What the task asks: The entries below are to be duplicated exactly, with nothing left out.

*** Opening Materials provided ***

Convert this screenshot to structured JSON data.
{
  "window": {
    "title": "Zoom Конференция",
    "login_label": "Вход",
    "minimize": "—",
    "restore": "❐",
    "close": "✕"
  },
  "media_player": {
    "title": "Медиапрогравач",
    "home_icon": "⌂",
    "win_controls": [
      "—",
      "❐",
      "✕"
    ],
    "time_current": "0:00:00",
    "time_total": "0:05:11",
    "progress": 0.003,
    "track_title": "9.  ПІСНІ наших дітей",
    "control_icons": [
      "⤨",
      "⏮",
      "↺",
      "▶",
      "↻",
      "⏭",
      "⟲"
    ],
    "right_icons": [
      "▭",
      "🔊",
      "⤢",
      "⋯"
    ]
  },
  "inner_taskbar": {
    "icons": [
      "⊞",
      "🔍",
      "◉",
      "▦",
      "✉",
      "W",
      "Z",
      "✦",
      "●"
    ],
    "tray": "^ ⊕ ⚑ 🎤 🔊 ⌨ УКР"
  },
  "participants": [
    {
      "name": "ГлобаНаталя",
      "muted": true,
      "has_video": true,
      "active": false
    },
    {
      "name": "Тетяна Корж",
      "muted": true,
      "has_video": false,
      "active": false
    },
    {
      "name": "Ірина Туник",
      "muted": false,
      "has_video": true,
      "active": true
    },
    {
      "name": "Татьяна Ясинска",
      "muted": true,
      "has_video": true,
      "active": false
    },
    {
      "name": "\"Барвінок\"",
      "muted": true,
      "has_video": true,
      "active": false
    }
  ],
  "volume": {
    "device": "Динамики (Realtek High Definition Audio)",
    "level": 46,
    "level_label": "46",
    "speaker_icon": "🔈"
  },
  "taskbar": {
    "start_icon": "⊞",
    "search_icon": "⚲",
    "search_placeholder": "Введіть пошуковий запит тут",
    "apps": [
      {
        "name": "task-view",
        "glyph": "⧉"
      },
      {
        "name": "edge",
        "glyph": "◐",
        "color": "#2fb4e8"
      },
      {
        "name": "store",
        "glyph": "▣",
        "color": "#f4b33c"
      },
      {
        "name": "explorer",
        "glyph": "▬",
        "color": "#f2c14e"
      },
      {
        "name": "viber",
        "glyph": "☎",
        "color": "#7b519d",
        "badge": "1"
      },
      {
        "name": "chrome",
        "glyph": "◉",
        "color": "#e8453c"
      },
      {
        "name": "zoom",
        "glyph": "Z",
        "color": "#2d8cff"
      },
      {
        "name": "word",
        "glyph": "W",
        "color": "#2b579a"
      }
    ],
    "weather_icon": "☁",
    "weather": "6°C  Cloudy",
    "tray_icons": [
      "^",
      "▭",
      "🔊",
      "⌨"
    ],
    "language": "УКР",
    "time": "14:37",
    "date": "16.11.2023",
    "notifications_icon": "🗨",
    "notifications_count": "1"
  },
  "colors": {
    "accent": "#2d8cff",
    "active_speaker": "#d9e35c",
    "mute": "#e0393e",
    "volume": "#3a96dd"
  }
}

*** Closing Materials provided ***

Reply:
Convert this screenshot to structured JSON data.
{
  "window": {
    "title": "Zoom Конференция",
    "login_label": "Вход",
    "minimize": "—",
    "restore": "❐",
    "close": "✕"
  },
  "media_player": {
    "title": "Медиапрогравач",
    "home_icon": "⌂",
    "win_controls": [
      "—",
      "❐",
      "✕"
    ],
    "time_current": "0:00:00",
    "time_total": "0:05:11",
    "progress": 0.003,
    "track_title": "9.  ПІСНІ наших дітей",
    "control_icons": [
      "⤨",
      "⏮",
      "↺",
      "▶",
      "↻",
      "⏭",
      "⟲"
    ],
    "right_icons": [
      "▭",
      "🔊",
      "⤢",
      "⋯"
    ]
  },
  "inner_taskbar": {
    "icons": [
      "⊞",
      "🔍",
      "◉",
      "▦",
      "✉",
      "W",
      "Z",
      "✦",
      "●"
    ],
    "tray": "^ ⊕ ⚑ 🎤 🔊 ⌨ УКР"
  },
  "participants": [
    {
      "name": "ГлобаНаталя",
      "muted": true,
      "has_video": true,
      "active": false
    },
    {
      "name": "Тетяна Корж",
      "muted": true,
      "has_video": false,
      "active": false
    },
    {
      "name": "Ірина Туник",
      "muted": false,
      "has_video": true,
      "active": true
    },
    {
      "name": "Татьяна Ясинска",
      "muted": true,
      "has_video": true,
      "active": false
    },
    {
      "name": "\"Барвінок\"",
      "muted": true,
      "has_video": true,
      "active": false
    }
  ],
  "volume": {
    "device": "Динамики (Realtek High Definition Audio)",
    "level": 46,
    "level_label": "46",
    "speaker_icon": "🔈"
  },
  "taskbar": {
    "start_icon": "⊞",
    "search_icon": "⚲",
    "search_placeholder": "Введіть пошуковий запит тут",
    "apps": [
      {
        "name": "task-view",
        "glyph": "⧉"
      },
      {
        "name": "edge",
        "glyph": "◐",
        "color": "#2fb4e8"
      },
      {
        "name": "store",
        "glyph": "▣",
        "color": "#f4b33c"
      },
      {
        "name": "explorer",
        "glyph": "▬",
        "color": "#f2c14e"
      },
      {
        "name": "viber",
        "glyph": "☎",
        "color": "#7b519d",
        "badge": "1"
      },
      {
        "name": "chrome",
        "glyph": "◉",
        "color": "#e8453c"
      },
      {
        "name": "zoom",
        "glyph": "Z",
        "color": "#2d8cff"
      },
      {
        "name": "word",
        "glyph": "W",
        "color": "#2b579a"
      }
    ],
    "weather_icon": "☁",
    "weather": "6°C  Cloudy",
    "tray_icons": [
      "^",
      "▭",
      "🔊",
      "⌨"
    ],
    "language": "УКР",
    "time": "14:37",
    "date": "16.11.2023",
    "notifications_icon": "🗨",
    "notifications_count": "1"
  },
  "colors": {
    "accent": "#2d8cff",
    "active_speaker": "#d9e35c",
    "mute": "#e0393e",
    "volume": "#3a96dd"
  }
}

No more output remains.